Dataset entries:
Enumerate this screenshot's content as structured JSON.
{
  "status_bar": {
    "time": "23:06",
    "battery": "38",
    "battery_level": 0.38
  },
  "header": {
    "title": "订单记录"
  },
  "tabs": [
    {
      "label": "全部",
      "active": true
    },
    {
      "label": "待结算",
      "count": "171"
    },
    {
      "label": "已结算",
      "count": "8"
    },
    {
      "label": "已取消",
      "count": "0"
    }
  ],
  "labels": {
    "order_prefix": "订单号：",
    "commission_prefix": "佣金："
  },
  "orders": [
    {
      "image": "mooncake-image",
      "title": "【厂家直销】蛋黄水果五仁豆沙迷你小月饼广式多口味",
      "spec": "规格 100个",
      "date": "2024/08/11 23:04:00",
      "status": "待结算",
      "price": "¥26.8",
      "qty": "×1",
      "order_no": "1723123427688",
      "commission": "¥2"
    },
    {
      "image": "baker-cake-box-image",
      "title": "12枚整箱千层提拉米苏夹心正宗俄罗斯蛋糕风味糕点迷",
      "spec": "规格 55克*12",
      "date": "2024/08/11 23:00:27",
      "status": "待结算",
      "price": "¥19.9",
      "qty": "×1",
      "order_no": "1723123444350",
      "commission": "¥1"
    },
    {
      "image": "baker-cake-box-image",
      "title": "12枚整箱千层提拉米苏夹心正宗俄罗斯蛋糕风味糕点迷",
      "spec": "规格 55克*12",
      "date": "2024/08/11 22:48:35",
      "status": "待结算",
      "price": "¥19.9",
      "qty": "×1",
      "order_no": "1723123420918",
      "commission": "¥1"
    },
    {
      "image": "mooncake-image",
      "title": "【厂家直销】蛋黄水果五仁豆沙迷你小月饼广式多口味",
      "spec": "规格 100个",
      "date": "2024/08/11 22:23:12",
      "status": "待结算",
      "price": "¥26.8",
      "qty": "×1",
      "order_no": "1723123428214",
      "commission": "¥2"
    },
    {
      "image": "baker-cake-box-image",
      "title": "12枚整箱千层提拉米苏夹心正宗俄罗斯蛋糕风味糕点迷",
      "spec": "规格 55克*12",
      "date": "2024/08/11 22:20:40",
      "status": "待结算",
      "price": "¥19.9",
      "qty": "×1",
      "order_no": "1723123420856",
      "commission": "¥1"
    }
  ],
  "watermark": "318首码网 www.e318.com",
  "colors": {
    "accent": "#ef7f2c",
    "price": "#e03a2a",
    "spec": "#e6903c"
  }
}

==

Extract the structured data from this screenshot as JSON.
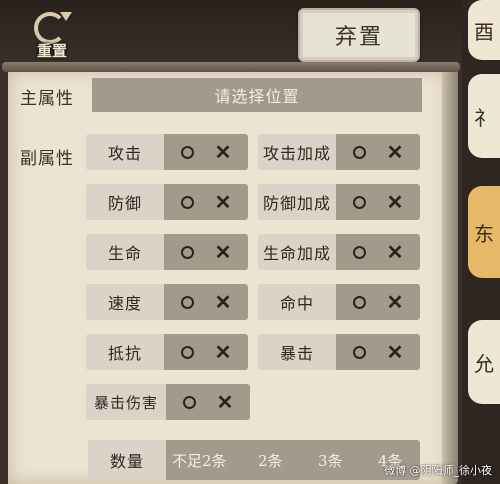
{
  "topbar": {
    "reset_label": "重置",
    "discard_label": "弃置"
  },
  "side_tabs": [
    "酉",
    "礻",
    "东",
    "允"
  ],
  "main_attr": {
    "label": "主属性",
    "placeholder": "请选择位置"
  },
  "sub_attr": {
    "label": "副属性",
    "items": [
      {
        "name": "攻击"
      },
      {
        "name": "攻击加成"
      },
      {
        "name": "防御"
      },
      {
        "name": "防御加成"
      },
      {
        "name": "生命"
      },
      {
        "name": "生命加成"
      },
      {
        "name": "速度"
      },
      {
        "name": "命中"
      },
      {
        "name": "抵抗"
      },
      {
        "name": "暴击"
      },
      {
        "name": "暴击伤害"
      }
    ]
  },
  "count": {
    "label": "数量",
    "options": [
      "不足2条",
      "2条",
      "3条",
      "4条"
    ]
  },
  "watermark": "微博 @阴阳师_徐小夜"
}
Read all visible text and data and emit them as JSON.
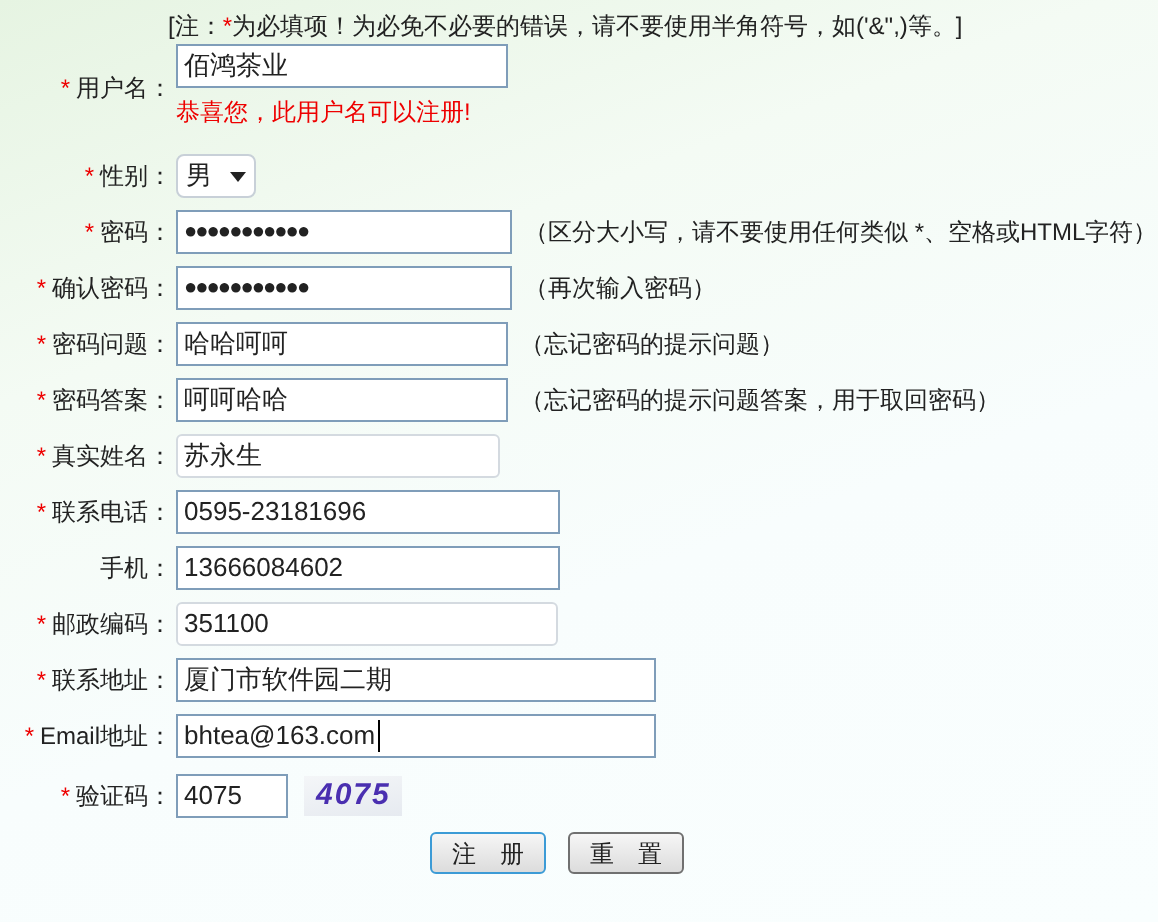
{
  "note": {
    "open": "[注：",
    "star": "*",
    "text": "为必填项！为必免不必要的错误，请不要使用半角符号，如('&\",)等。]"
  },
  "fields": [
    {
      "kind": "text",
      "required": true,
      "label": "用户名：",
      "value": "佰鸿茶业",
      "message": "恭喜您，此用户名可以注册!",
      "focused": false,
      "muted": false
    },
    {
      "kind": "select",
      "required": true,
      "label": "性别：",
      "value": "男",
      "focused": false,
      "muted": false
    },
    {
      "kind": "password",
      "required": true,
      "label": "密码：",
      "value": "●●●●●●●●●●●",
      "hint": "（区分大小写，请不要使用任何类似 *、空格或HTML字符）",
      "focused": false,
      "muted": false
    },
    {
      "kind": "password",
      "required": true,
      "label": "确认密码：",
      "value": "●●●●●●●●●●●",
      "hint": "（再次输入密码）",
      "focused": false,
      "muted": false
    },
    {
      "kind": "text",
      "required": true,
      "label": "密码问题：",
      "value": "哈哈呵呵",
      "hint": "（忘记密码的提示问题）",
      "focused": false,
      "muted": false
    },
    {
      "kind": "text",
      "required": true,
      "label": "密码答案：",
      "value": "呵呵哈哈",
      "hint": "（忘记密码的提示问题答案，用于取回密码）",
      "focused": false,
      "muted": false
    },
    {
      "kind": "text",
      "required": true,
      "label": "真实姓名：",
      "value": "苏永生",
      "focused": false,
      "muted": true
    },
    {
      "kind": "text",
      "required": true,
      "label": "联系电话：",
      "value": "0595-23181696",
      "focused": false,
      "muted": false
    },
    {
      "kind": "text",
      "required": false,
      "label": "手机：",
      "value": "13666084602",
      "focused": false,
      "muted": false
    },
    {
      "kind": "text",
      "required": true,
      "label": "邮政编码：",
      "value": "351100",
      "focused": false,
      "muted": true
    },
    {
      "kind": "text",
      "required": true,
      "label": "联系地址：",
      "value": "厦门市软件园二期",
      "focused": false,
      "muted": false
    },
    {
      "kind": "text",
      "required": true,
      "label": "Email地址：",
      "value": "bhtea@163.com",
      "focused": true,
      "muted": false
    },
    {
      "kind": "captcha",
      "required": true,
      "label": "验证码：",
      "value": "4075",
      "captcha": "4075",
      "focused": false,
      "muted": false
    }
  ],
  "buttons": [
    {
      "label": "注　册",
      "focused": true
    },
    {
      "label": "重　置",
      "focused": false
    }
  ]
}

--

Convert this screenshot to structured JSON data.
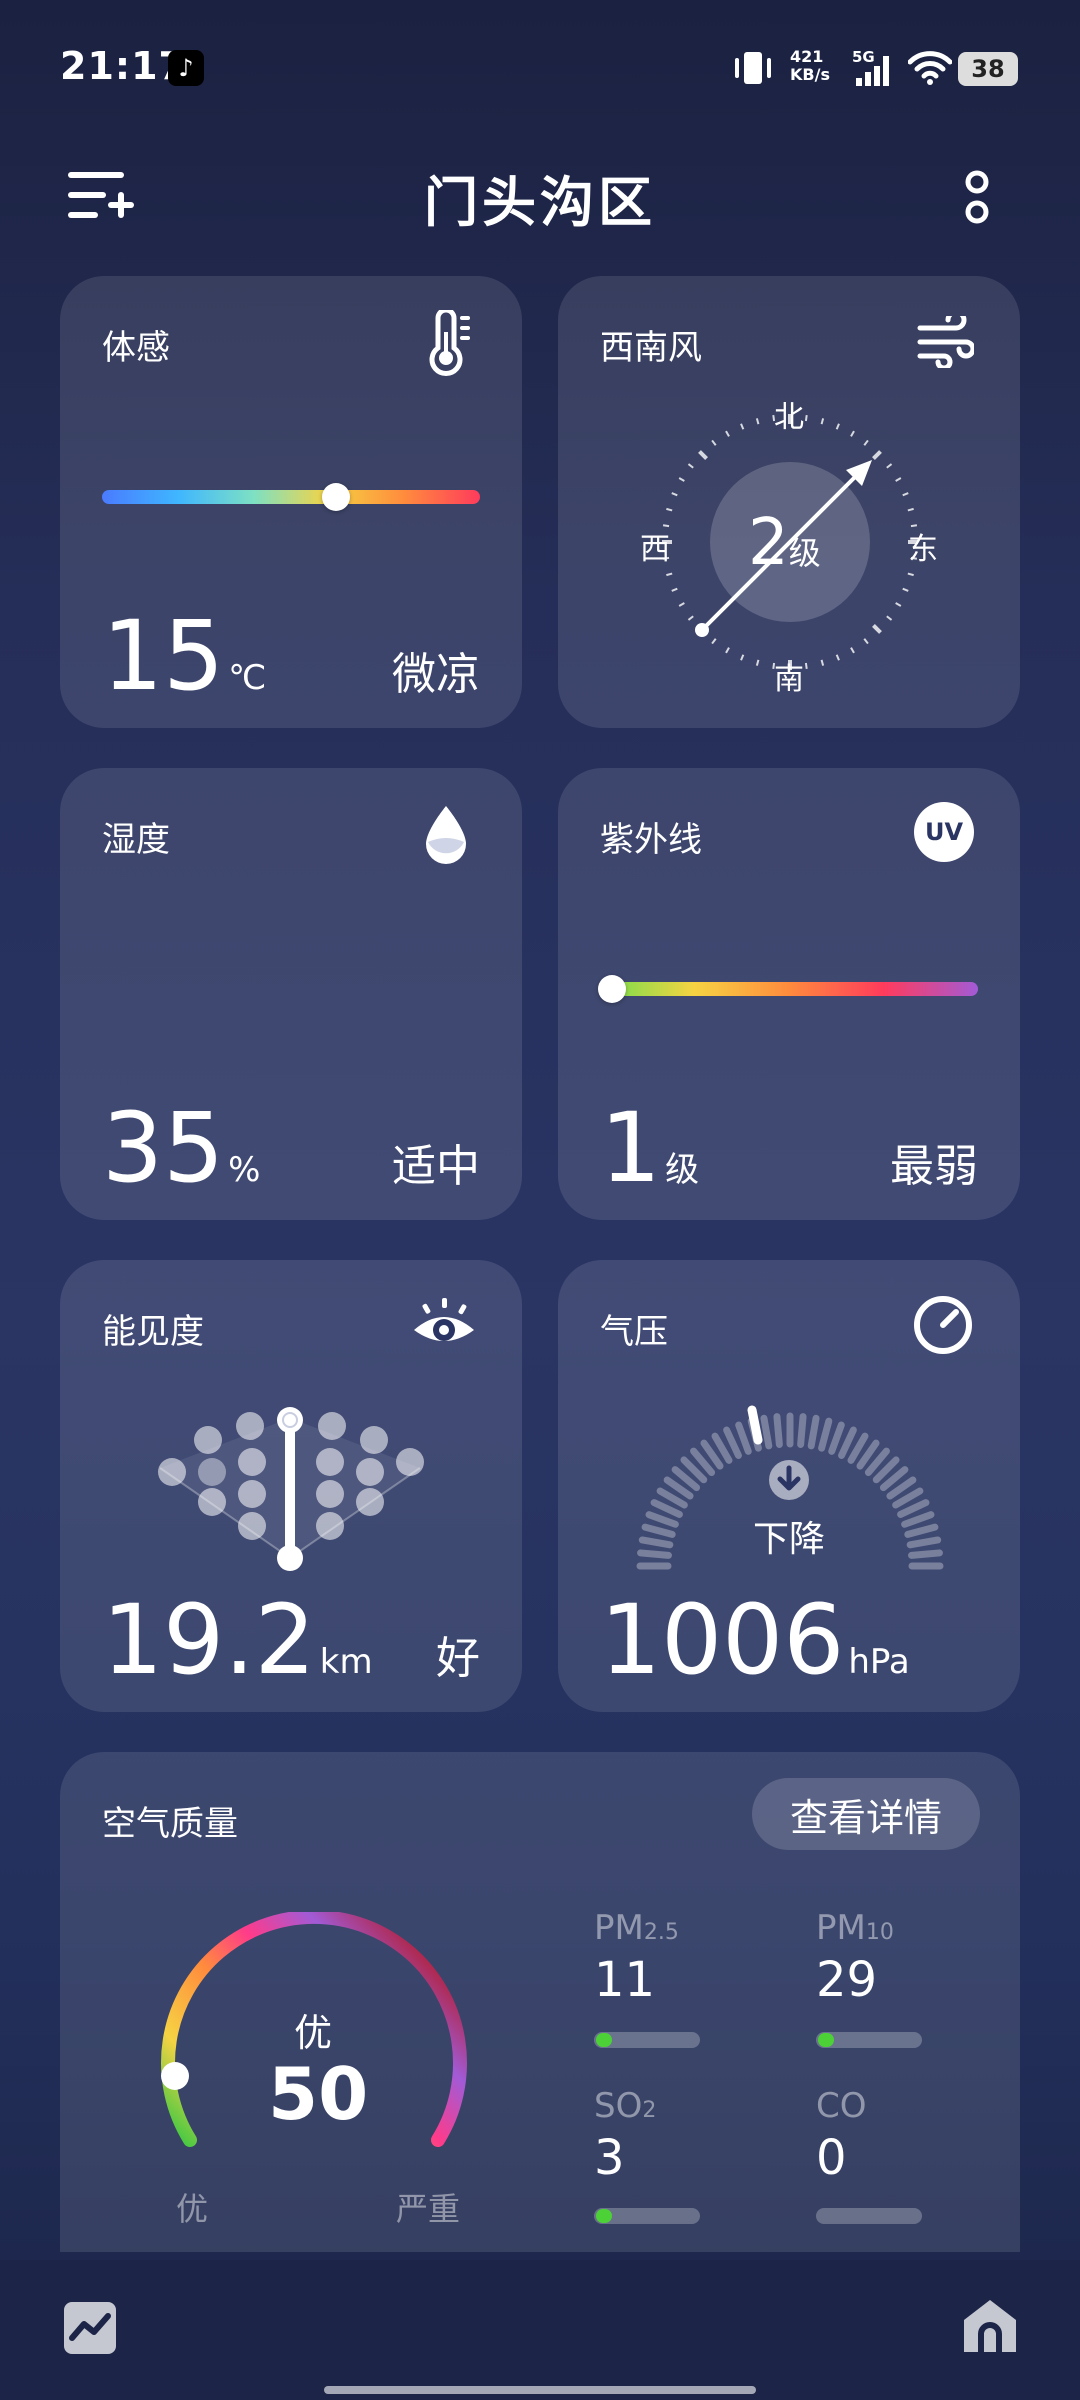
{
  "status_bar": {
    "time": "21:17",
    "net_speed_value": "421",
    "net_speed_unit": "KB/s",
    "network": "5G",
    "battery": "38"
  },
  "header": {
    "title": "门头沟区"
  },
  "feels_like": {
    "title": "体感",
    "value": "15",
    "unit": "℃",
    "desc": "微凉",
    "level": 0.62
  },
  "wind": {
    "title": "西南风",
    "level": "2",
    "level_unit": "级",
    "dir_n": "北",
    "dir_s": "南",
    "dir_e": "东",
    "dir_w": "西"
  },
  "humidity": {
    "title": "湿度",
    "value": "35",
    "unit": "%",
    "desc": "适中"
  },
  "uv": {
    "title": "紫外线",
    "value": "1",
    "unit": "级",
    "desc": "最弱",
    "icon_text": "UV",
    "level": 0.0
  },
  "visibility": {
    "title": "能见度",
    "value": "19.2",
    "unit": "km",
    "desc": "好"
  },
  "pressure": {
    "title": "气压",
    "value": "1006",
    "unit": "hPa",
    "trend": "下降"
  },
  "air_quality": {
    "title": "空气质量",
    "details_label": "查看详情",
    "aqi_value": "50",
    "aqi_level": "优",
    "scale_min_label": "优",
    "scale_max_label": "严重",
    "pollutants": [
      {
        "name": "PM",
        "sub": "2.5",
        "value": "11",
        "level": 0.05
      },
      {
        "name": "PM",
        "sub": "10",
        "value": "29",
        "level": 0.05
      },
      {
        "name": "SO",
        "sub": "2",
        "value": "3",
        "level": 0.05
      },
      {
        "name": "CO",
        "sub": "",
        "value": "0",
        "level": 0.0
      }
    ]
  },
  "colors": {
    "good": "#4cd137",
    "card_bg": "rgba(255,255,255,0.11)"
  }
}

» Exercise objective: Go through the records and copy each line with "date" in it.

» Solution:
      "date": "2024/08/11 23:04:00",
      "date": "2024/08/11 23:00:27",
      "date": "2024/08/11 22:48:35",
      "date": "2024/08/11 22:23:12",
      "date": "2024/08/11 22:20:40",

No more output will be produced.